Aim of the task:
Each line of the records below that holds "label" should be copied out.

Materials provided:
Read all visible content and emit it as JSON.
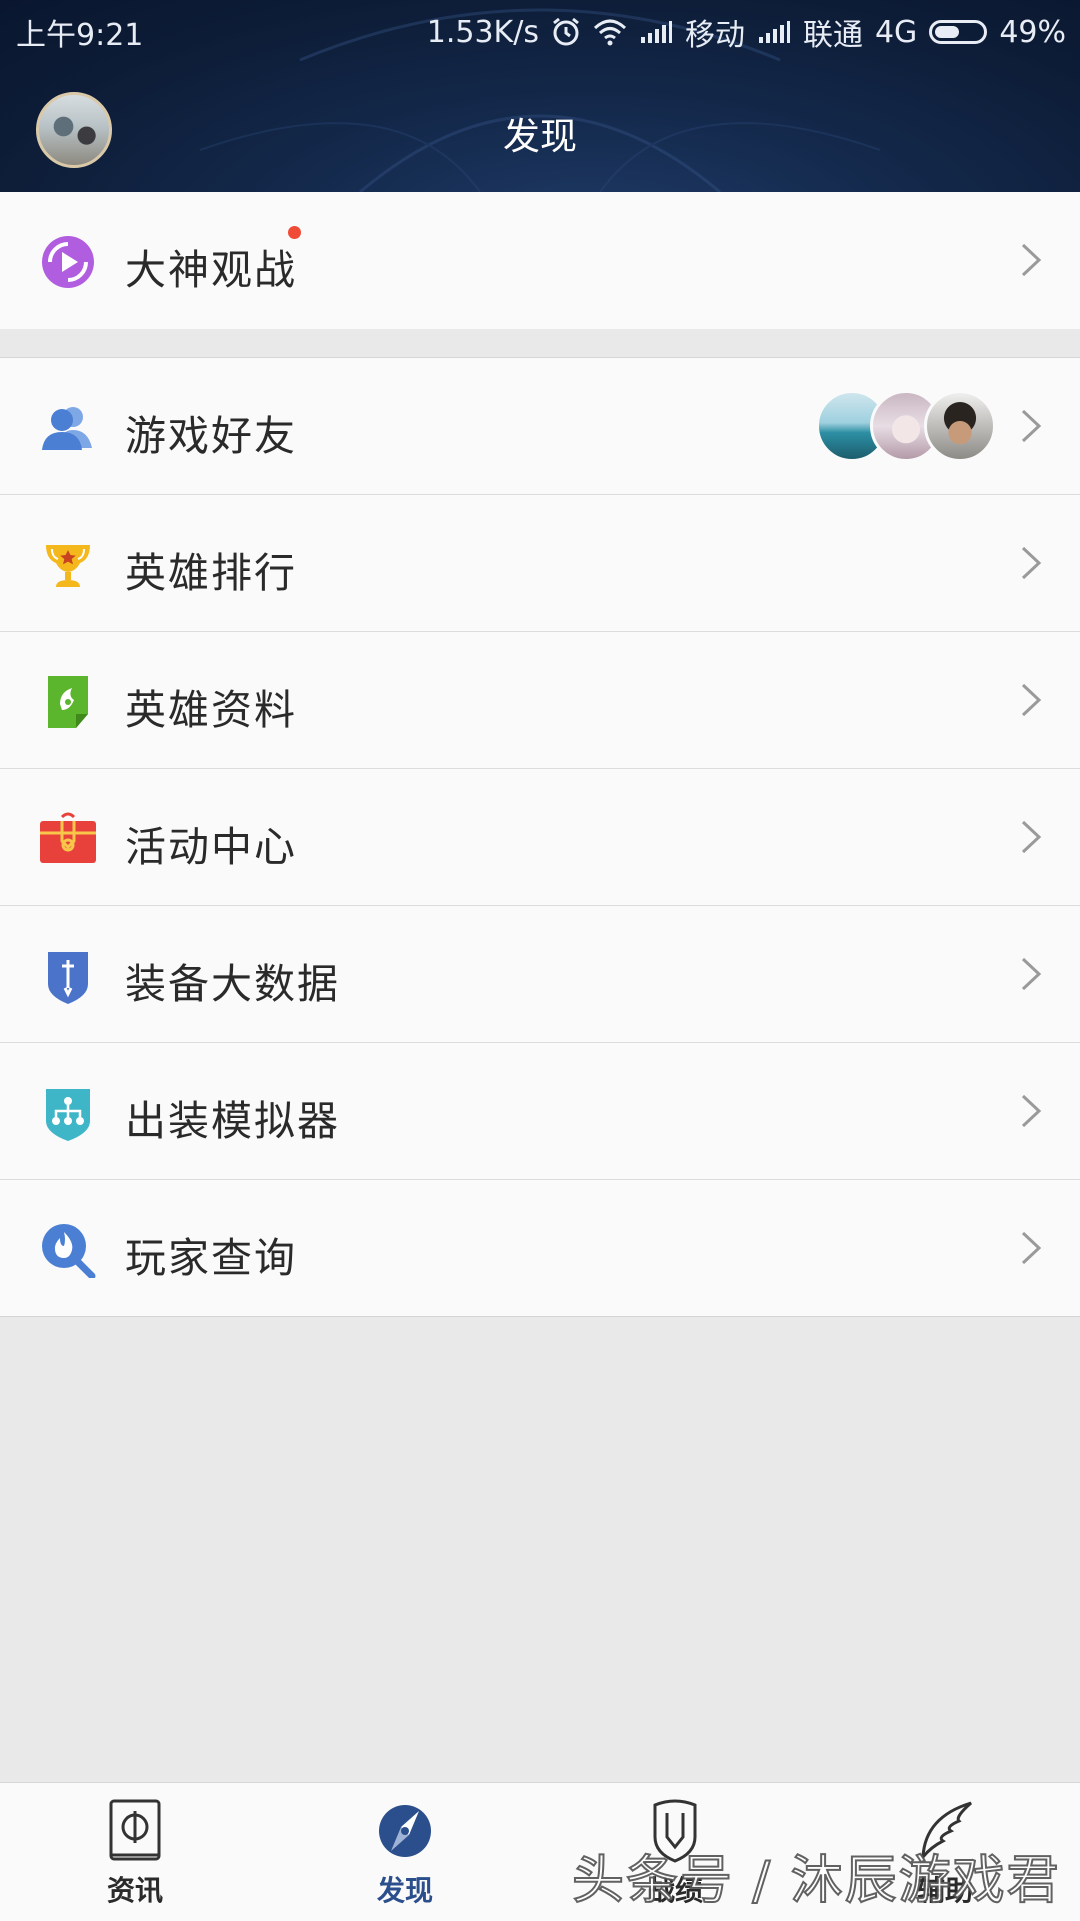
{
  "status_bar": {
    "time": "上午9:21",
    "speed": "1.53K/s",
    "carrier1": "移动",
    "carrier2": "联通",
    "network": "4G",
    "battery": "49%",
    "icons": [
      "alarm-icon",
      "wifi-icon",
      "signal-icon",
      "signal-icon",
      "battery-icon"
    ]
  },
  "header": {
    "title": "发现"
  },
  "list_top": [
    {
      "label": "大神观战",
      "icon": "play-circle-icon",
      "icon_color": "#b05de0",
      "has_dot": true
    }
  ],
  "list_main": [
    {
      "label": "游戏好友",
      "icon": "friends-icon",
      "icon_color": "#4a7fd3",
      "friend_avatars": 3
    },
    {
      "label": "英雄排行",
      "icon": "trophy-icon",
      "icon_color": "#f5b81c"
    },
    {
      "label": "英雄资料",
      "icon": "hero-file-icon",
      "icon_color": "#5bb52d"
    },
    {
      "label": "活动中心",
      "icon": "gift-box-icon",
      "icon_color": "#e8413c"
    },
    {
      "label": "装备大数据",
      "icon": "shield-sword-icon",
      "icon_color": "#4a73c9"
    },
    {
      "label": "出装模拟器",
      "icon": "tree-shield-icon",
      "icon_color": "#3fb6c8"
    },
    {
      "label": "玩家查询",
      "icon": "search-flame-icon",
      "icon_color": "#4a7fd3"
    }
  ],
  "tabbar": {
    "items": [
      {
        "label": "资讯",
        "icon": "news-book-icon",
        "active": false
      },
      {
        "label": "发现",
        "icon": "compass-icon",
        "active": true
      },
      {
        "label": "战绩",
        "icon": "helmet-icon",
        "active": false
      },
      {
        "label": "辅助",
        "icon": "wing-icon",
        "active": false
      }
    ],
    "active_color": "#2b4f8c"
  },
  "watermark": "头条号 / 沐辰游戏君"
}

Task answer:
      "label": "大神观战",
      "label": "游戏好友",
      "label": "英雄排行",
      "label": "英雄资料",
      "label": "活动中心",
      "label": "装备大数据",
      "label": "出装模拟器",
      "label": "玩家查询",
        "label": "资讯",
        "label": "发现",
        "label": "战绩",
        "label": "辅助",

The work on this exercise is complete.